• close family • small boat • big world •

Higher Than Ever

September 30, 2013

by Nicole

Imagine you're on the top of a telephone pole, attached only by your feet and a single rope.  Now imagine that the telephone pole is five stories high.  Then imagine the telephone pole is swaying from side to side.  That was just what it was like when I climbed the mast.  Even though it was scary, I had an awesome time.

I was climbing up there to fix the anchor light and the navigation light.  The nav light is a bi-color light.  That means it is two different colors - red to port (left) and green to starboard (right).  The nav light shows other boats which direction you're going when sailing at night.  The anchor light, below the nav light, is white.  That's the light that shows other boats that you're at anchor.  Both the lights are working, but they take a lot of power to run, so I was going to replace them with LED bulbs.  LED lights use 6% of the power that incandescent lights use, so they're great to have on our boat, since we need to conserve power.  I made a harness out of webbing and attached it to the spinnaker halyard, which is the rope that raises the spinnaker sail.  I also wore a little pouch with the things I needed to do the work.  There was a screwdriver attached to a lanyard, which I attached to my wrist, and two LED light bulbs.

I tested the strength of the harness by pushing my feet against the mast and swinging out while my dad belayed me.  The harness held, so I started my climb. 
When I got to the spreaders, which are about 33 feet, up I stepped up on the right spreader and and then put my other foot on the left one.  This was a bit harder than the usual climbing because they're placed about half-a-foot higher than where the footholds would be.  I kept climbing up the mast until I got to the staysail, which is about three-fourths of the way up.  It was a little harder to go the next few steps because the sail was attached to the mast on the same side where I was.  I had to climb on only one side to get around it.

Finally, I got to the top.  Well, almost. The foot-holds didn't go ALL the way to the top so I was forced to stand on the last two foot-holds and hang on to basically nothing so that I could reach the lights I was changing.

At the very top of the mast, I took out the screwdriver with shaking hands and unscrewed the metal plate on the  very top of the light.  It was really a very stressful job and took a lot of concentration, trying to unscrew an inch-long screw and hang on to it 61 feet in the air.  I put it in a little pocket in the pouch and did the same with the other one.  I took off the metal disk they held down and put that in the pouch so I wouldn't drop it.  I was just about to reach in to unscrew the light bulb, but there wasn't an opening.  I figured it had been sealed so that water didn't get into it.  I shouted down what I had seen, and then quickly climbed down.  After I got back to the ground safely, I drew a picture of the light fixture to explain it to everybody else.  My dad went up after that to check it out, but we still couldn't figure it out.  This experience was really fun and really scary, and the view was amazing!

Aunt Lisa said...

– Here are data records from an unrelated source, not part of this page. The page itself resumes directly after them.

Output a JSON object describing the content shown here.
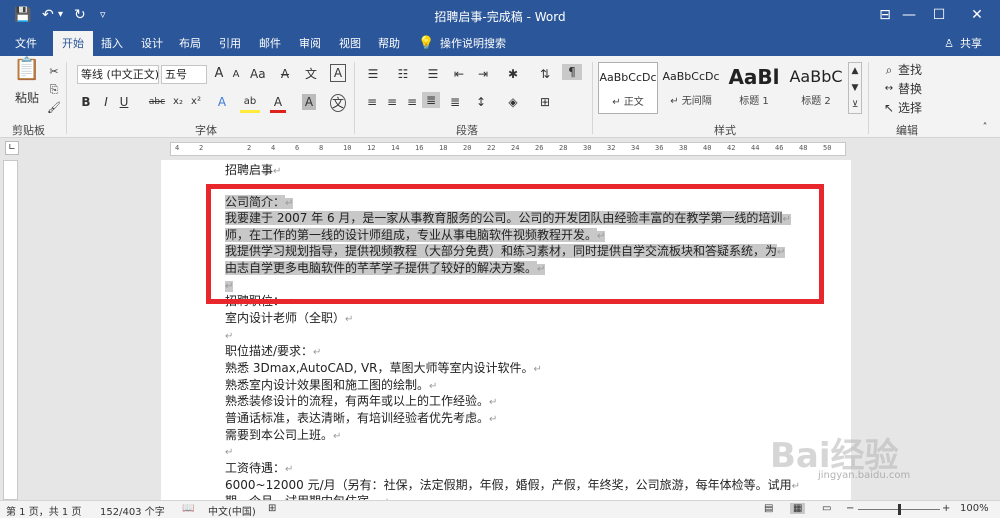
{
  "window": {
    "title": "招聘启事-完成稿  -  Word",
    "minimize": "—",
    "restore": "☐",
    "close": "✕",
    "ribbon_options": "⊟"
  },
  "quick_access": {
    "save": "💾",
    "undo": "↶",
    "undo_drop": "▾",
    "redo": "↻",
    "customize": "▿"
  },
  "tabs": [
    "文件",
    "开始",
    "插入",
    "设计",
    "布局",
    "引用",
    "邮件",
    "审阅",
    "视图",
    "帮助"
  ],
  "tell_me": "操作说明搜索",
  "share": "共享",
  "ribbon": {
    "clipboard": {
      "paste": "粘贴",
      "label": "剪贴板"
    },
    "font": {
      "name": "等线 (中文正文)",
      "size": "五号",
      "label": "字体",
      "grow": "A",
      "shrink": "A",
      "clear": "A",
      "bold": "B",
      "italic": "I",
      "underline": "U",
      "strike": "abc",
      "sub": "x₂",
      "sup": "x²",
      "effects": "A",
      "highlight": "ab",
      "color": "A",
      "shade": "A",
      "enclose": "A",
      "font_glyph": "文"
    },
    "paragraph": {
      "label": "段落"
    },
    "styles": {
      "label": "样式",
      "items": [
        {
          "preview": "AaBbCcDc",
          "name": "↵ 正文"
        },
        {
          "preview": "AaBbCcDc",
          "name": "↵ 无间隔"
        },
        {
          "preview": "AaBl",
          "name": "标题 1"
        },
        {
          "preview": "AaBbC",
          "name": "标题 2"
        }
      ]
    },
    "editing": {
      "find": "查找",
      "replace": "替换",
      "select": "选择",
      "label": "编辑"
    }
  },
  "ruler": {
    "hticks": [
      "4",
      "2",
      "",
      "2",
      "4",
      "6",
      "8",
      "10",
      "12",
      "14",
      "16",
      "18",
      "20",
      "22",
      "24",
      "26",
      "28",
      "30",
      "32",
      "34",
      "36",
      "38",
      "40",
      "42",
      "44",
      "46",
      "48",
      "50"
    ]
  },
  "document": {
    "lines": [
      {
        "text": "招聘启事",
        "hl": false
      },
      {
        "text": "公司简介：",
        "hl": true
      },
      {
        "text": "我要建于 2007 年 6 月，是一家从事教育服务的公司。公司的开发团队由经验丰富的在教学第一线的培训",
        "hl": true
      },
      {
        "text": "师，在工作的第一线的设计师组成，专业从事电脑软件视频教程开发。",
        "hl": true
      },
      {
        "text": "我提供学习规划指导，提供视频教程（大部分免费）和练习素材，同时提供自学交流板块和答疑系统，为",
        "hl": true
      },
      {
        "text": "由志自学更多电脑软件的芊芊学子提供了较好的解决方案。",
        "hl": true
      },
      {
        "text": "",
        "hl": true
      },
      {
        "text": "招聘职位：",
        "hl": false
      },
      {
        "text": "室内设计老师（全职）",
        "hl": false
      },
      {
        "text": "",
        "hl": false
      },
      {
        "text": "职位描述/要求：",
        "hl": false
      },
      {
        "text": "熟悉 3Dmax,AutoCAD, VR，草图大师等室内设计软件。",
        "hl": false
      },
      {
        "text": "熟悉室内设计效果图和施工图的绘制。",
        "hl": false
      },
      {
        "text": "熟悉装修设计的流程，有两年或以上的工作经验。",
        "hl": false
      },
      {
        "text": "普通话标准，表达清晰，有培训经验者优先考虑。",
        "hl": false
      },
      {
        "text": "需要到本公司上班。",
        "hl": false
      },
      {
        "text": "",
        "hl": false
      },
      {
        "text": "工资待遇：",
        "hl": false
      },
      {
        "text": "6000~12000 元/月（另有：社保，法定假期，年假，婚假，产假，年终奖，公司旅游，每年体检等。试用",
        "hl": false
      },
      {
        "text": "期一个月，试用期内包住宿。",
        "hl": false
      }
    ],
    "para_mark": "↵"
  },
  "status": {
    "page": "第 1 页，共 1 页",
    "words": "152/403 个字",
    "language": "中文(中国)",
    "zoom": "100%",
    "zoom_level": 1.0
  },
  "watermark": {
    "text": "Bai经验",
    "url": "jingyan.baidu.com"
  },
  "colors": {
    "accent": "#2b579a",
    "highlight_box": "#e8272d",
    "selection": "#c8c8c8"
  }
}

Good thing you're a monkey! Your climb and your work are impressive, and it was fun reading the description of your adventure. That really must have been quite a view!

Brian Baran said...

Wow, Nicole. You're much braver than I would have been!

Grandma said...

Nicole, I have finally gotten around to beginning to read your blog. I was in Mexico from September 20 to October 1; then I had to travel for work; then I got a cold. But, I am back in business now, and I am looking forward to reading your reports regularly.
I was very impressed with your climbing up the mast and attempting to fix the lights. Thank goodness for all those gymnastics classes--you're terrific. But, I am also very impressed and pleased at your excellent writing ability. It was a pleasure to read about your adventure.